### [EXERCISE DETAILS]
Copy every entry exactly.

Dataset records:
################

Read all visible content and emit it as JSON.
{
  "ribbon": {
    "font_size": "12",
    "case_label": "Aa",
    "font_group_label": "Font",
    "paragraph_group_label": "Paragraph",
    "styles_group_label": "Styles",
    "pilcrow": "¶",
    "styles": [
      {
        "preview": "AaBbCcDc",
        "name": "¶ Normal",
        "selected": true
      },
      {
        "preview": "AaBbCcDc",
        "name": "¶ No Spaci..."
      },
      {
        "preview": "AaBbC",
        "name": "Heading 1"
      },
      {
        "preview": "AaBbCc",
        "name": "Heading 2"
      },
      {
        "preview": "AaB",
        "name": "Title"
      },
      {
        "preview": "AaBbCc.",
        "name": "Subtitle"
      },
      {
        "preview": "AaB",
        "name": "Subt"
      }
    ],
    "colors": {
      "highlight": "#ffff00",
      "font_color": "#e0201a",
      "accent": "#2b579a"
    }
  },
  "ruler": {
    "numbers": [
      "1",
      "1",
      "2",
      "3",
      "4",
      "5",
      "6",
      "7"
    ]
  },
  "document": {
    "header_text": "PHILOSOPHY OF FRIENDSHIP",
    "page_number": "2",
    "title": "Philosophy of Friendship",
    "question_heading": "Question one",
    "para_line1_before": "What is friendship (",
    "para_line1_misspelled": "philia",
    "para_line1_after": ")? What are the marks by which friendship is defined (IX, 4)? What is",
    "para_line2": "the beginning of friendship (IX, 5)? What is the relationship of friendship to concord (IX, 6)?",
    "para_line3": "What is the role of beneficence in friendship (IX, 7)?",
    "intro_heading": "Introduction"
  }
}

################

### [RESPONSE FOR THIS EXERCISE]
Read all visible content and emit it as JSON.
{
  "ribbon": {
    "font_size": "12",
    "case_label": "Aa",
    "font_group_label": "Font",
    "paragraph_group_label": "Paragraph",
    "styles_group_label": "Styles",
    "pilcrow": "¶",
    "styles": [
      {
        "preview": "AaBbCcDc",
        "name": "¶ Normal",
        "selected": true
      },
      {
        "preview": "AaBbCcDc",
        "name": "¶ No Spaci..."
      },
      {
        "preview": "AaBbC",
        "name": "Heading 1"
      },
      {
        "preview": "AaBbCc",
        "name": "Heading 2"
      },
      {
        "preview": "AaB",
        "name": "Title"
      },
      {
        "preview": "AaBbCc.",
        "name": "Subtitle"
      },
      {
        "preview": "AaB",
        "name": "Subt"
      }
    ],
    "colors": {
      "highlight": "#ffff00",
      "font_color": "#e0201a",
      "accent": "#2b579a"
    }
  },
  "ruler": {
    "numbers": [
      "1",
      "1",
      "2",
      "3",
      "4",
      "5",
      "6",
      "7"
    ]
  },
  "document": {
    "header_text": "PHILOSOPHY OF FRIENDSHIP",
    "page_number": "2",
    "title": "Philosophy of Friendship",
    "question_heading": "Question one",
    "para_line1_before": "What is friendship (",
    "para_line1_misspelled": "philia",
    "para_line1_after": ")? What are the marks by which friendship is defined (IX, 4)? What is",
    "para_line2": "the beginning of friendship (IX, 5)? What is the relationship of friendship to concord (IX, 6)?",
    "para_line3": "What is the role of beneficence in friendship (IX, 7)?",
    "intro_heading": "Introduction"
  }
}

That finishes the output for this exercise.